App and web page records:
+++++

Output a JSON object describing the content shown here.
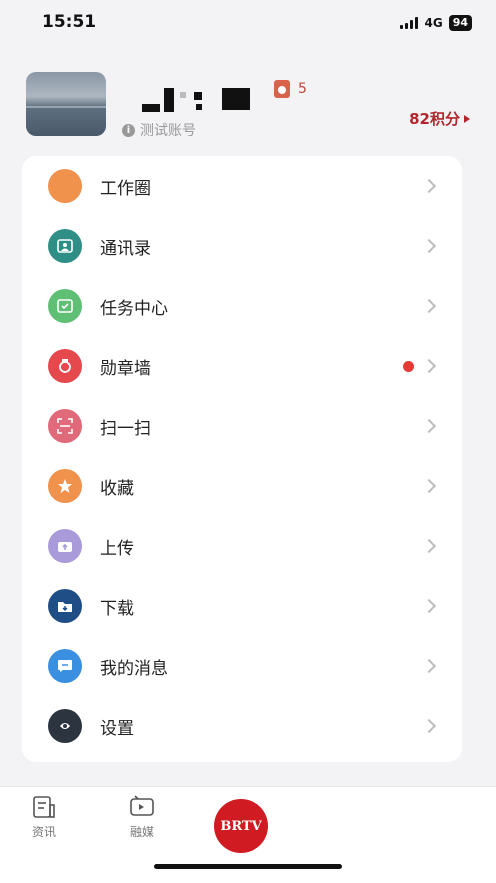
{
  "status_bar": {
    "time": "15:51",
    "network": "4G",
    "battery": "94"
  },
  "profile": {
    "medal_count": "5",
    "account_label": "测试账号",
    "points": "82积分"
  },
  "menu": [
    {
      "label": "工作圈",
      "icon": "compass-icon",
      "color": "#f0914c"
    },
    {
      "label": "通讯录",
      "icon": "contacts-icon",
      "color": "#2f8f86"
    },
    {
      "label": "任务中心",
      "icon": "task-icon",
      "color": "#5fbf74"
    },
    {
      "label": "勋章墙",
      "icon": "medal-icon",
      "color": "#e5484d",
      "badge": true
    },
    {
      "label": "扫一扫",
      "icon": "scan-icon",
      "color": "#e0697a"
    },
    {
      "label": "收藏",
      "icon": "star-icon",
      "color": "#f0914c"
    },
    {
      "label": "上传",
      "icon": "upload-icon",
      "color": "#a99ad9"
    },
    {
      "label": "下载",
      "icon": "download-icon",
      "color": "#1f4e86"
    },
    {
      "label": "我的消息",
      "icon": "message-icon",
      "color": "#3b8fe0"
    },
    {
      "label": "设置",
      "icon": "gear-icon",
      "color": "#2c3440"
    }
  ],
  "tabs": {
    "news": "资讯",
    "media": "融媒",
    "brtv": "BRTV"
  }
}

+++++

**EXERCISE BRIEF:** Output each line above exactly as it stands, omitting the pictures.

**YOUR RESPONSE:**
Output a JSON object describing the content shown here.
{
  "status_bar": {
    "time": "15:51",
    "network": "4G",
    "battery": "94"
  },
  "profile": {
    "medal_count": "5",
    "account_label": "测试账号",
    "points": "82积分"
  },
  "menu": [
    {
      "label": "工作圈",
      "icon": "compass-icon",
      "color": "#f0914c"
    },
    {
      "label": "通讯录",
      "icon": "contacts-icon",
      "color": "#2f8f86"
    },
    {
      "label": "任务中心",
      "icon": "task-icon",
      "color": "#5fbf74"
    },
    {
      "label": "勋章墙",
      "icon": "medal-icon",
      "color": "#e5484d",
      "badge": true
    },
    {
      "label": "扫一扫",
      "icon": "scan-icon",
      "color": "#e0697a"
    },
    {
      "label": "收藏",
      "icon": "star-icon",
      "color": "#f0914c"
    },
    {
      "label": "上传",
      "icon": "upload-icon",
      "color": "#a99ad9"
    },
    {
      "label": "下载",
      "icon": "download-icon",
      "color": "#1f4e86"
    },
    {
      "label": "我的消息",
      "icon": "message-icon",
      "color": "#3b8fe0"
    },
    {
      "label": "设置",
      "icon": "gear-icon",
      "color": "#2c3440"
    }
  ],
  "tabs": {
    "news": "资讯",
    "media": "融媒",
    "brtv": "BRTV"
  }
}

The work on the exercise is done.